Preserving the Future through Collaboration
Collaborating with state governments, CoreCarbonX (CCX) has been conducting studies employing GIS technology to estimate carbon stock in mangroves. These studies not only quantified carbon stocks but also identified livelihood opportunities for local fishermen in the area. Recognizing the value of natural solutions in addressing global challenges, CCX has placed strong emphasis on mangrove ecosystem conservation, working to enhance adaptive co-management and resilience to climate change while improving livelihoods. Key initiatives encompass waste control, pollution prevention, the establishment of nurseries for mangroves, and generating income for neighbouring communities through sustainable practices.

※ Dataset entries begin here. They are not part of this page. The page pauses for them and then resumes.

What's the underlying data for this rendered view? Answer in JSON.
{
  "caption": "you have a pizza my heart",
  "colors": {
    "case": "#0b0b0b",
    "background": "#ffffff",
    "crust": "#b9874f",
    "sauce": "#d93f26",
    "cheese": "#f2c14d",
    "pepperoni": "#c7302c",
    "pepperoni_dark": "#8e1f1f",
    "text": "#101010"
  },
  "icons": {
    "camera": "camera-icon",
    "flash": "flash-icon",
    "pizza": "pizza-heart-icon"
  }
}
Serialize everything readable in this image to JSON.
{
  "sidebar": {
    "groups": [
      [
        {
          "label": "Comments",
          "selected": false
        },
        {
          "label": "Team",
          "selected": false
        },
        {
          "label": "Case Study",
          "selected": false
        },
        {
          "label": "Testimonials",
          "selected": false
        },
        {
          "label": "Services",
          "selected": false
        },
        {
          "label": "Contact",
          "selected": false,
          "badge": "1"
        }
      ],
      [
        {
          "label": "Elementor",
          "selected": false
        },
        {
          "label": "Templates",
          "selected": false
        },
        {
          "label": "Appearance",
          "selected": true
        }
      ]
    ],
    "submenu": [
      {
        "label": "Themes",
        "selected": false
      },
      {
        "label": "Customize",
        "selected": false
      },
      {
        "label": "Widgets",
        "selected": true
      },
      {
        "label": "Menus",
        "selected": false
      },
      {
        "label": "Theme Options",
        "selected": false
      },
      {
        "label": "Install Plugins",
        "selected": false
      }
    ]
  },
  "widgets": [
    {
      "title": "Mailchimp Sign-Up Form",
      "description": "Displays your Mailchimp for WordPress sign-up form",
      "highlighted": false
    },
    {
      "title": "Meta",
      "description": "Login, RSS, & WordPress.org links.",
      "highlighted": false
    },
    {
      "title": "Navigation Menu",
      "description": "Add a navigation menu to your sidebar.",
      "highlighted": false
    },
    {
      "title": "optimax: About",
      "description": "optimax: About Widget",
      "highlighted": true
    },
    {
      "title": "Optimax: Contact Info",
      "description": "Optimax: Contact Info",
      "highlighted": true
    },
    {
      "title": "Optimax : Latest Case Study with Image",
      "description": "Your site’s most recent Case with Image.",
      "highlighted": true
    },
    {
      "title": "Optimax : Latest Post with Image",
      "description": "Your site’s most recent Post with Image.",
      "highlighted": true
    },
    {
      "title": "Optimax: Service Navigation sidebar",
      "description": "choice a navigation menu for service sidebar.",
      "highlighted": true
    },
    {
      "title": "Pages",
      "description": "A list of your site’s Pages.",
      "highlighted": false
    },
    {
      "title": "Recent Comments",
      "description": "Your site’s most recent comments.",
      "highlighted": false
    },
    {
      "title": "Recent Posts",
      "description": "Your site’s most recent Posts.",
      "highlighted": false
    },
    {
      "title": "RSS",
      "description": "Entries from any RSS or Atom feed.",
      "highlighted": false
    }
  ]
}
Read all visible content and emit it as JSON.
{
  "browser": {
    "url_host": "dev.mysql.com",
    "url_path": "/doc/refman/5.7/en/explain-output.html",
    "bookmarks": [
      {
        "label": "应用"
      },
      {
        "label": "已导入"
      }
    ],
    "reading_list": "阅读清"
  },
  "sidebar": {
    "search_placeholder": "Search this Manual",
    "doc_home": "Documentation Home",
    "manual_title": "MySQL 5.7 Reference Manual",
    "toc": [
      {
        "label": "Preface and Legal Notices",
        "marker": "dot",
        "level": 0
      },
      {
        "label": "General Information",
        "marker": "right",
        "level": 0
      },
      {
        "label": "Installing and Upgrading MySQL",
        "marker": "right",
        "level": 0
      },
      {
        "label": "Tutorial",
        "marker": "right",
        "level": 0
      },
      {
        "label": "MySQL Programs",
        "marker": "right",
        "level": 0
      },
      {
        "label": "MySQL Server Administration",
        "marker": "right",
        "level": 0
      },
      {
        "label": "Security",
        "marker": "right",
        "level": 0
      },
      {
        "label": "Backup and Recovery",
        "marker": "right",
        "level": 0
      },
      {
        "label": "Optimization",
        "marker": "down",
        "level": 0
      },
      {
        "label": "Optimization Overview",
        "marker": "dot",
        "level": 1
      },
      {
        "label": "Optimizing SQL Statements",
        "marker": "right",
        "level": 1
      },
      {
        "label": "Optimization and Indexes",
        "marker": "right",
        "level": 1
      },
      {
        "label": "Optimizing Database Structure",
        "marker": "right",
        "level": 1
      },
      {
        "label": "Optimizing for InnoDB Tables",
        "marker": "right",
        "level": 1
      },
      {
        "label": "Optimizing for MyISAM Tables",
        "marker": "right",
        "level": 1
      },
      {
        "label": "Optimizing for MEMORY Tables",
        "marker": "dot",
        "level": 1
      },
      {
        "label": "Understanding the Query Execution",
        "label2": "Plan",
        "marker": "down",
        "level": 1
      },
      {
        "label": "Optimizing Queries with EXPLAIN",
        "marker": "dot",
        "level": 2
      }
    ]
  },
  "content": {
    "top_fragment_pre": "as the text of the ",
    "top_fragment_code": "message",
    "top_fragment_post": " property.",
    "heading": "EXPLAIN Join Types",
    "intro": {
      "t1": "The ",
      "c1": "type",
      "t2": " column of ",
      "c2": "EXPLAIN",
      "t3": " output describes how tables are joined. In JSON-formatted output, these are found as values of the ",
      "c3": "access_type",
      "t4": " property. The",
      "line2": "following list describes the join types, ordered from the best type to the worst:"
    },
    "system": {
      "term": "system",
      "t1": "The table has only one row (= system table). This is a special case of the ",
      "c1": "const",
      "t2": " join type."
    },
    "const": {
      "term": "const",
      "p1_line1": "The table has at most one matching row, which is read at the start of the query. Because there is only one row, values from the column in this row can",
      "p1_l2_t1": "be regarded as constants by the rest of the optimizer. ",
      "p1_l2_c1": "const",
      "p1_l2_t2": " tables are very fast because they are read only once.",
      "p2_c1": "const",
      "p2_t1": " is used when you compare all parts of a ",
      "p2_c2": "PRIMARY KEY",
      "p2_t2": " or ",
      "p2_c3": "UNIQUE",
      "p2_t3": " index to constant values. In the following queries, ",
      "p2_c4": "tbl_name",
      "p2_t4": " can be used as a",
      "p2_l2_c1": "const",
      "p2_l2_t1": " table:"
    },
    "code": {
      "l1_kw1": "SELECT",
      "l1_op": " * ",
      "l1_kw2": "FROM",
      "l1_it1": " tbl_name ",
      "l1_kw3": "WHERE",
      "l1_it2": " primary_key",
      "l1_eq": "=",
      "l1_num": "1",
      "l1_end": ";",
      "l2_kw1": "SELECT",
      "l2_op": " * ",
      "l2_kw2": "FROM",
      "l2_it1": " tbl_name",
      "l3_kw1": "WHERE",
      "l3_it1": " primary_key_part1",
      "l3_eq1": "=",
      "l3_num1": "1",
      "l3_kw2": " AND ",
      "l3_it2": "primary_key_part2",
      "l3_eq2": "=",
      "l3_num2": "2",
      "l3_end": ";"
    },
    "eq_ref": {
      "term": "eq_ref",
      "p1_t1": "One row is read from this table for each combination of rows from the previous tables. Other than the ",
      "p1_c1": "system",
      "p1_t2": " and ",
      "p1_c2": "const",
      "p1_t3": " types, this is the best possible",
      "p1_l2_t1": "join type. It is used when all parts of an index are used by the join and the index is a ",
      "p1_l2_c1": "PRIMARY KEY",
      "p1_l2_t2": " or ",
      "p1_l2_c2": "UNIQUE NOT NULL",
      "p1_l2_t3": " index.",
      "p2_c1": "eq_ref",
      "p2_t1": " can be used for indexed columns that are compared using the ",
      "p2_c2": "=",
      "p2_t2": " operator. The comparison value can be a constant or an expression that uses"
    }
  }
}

The CCX team also completed the Ennore Creek project in Tamil Nadu, focusing on conserving and developing mangroves to enhance resilience to climate change and improve livelihoods through adaptive co-management. The initiative addressed threats arising from increasing coastal populations, unsustainable development, and a lack of awareness about the value of mangroves, transforming these coastal treasures from neglected waste reservoirs to thriving ecosystems. Furthermore, the initiative also led to the establishment the Ennore Mangrove Forum, serving as a platform for carbon ecosystem conservation, research, and development, benefiting both conservation efforts and the economic growth of coastal communities.
Businesses play a pivotal role in supporting mangrove conservation efforts. By allocating resources and funding towards restoration and conservation projects as part of their Corporate Social Responsibility (CSR) and Environment Social Responsibility (ESR) initiatives, companies can meet their social and environmental goals, enhance their brand reputation and engage with environmentally conscious consumers. Collaboration with non-governmental organizations (NGOs) and conservation groups strengthens conservation efforts while fostering meaningful partnerships for long-term environmental impact.
The Value of Carbon Credits Generated by Mangroves
Carbon credits are crucial in climate change mitigation, representing measurable reductions in greenhouse gas emissions. Mangroves, with their exceptional carbon sequestration capacity, have the potential to generate significant carbon credits. At present, global standards place the value of carbon credits generated from mangroves at around 12$ to 20$ per ton. By recognizing the value of these credits and supporting mangrove restoration and protection, governments and businesses can ensure the preservation of these invaluable coastal ecosystems.
In conclusion, India’s mangroves serve as indispensable coastal guardians, uniquely equipped to combat climate change and preserve vibrant ecosystems. Recognizing their significance, implementing robust conservation measures, and fostering collaboration between communities, governments, and international organizations will ensure the long-term survival of these invaluable ecosystems. By safeguarding India’s coastlines, we can create a resilient and thriving future for both local communities and the planet as a whole, especially as about 20% of India’s population resides on the coast, making the conservation of mangroves vital for their protection against sea level rise and extreme weather events.
About the authors: Niroj Mohanty is the CEO, CoreCarbonX and Kavita Sahany leads Strategic Communications and Government Relations at CoreCarbonX. All views/opinions expressed in the article are of the authors.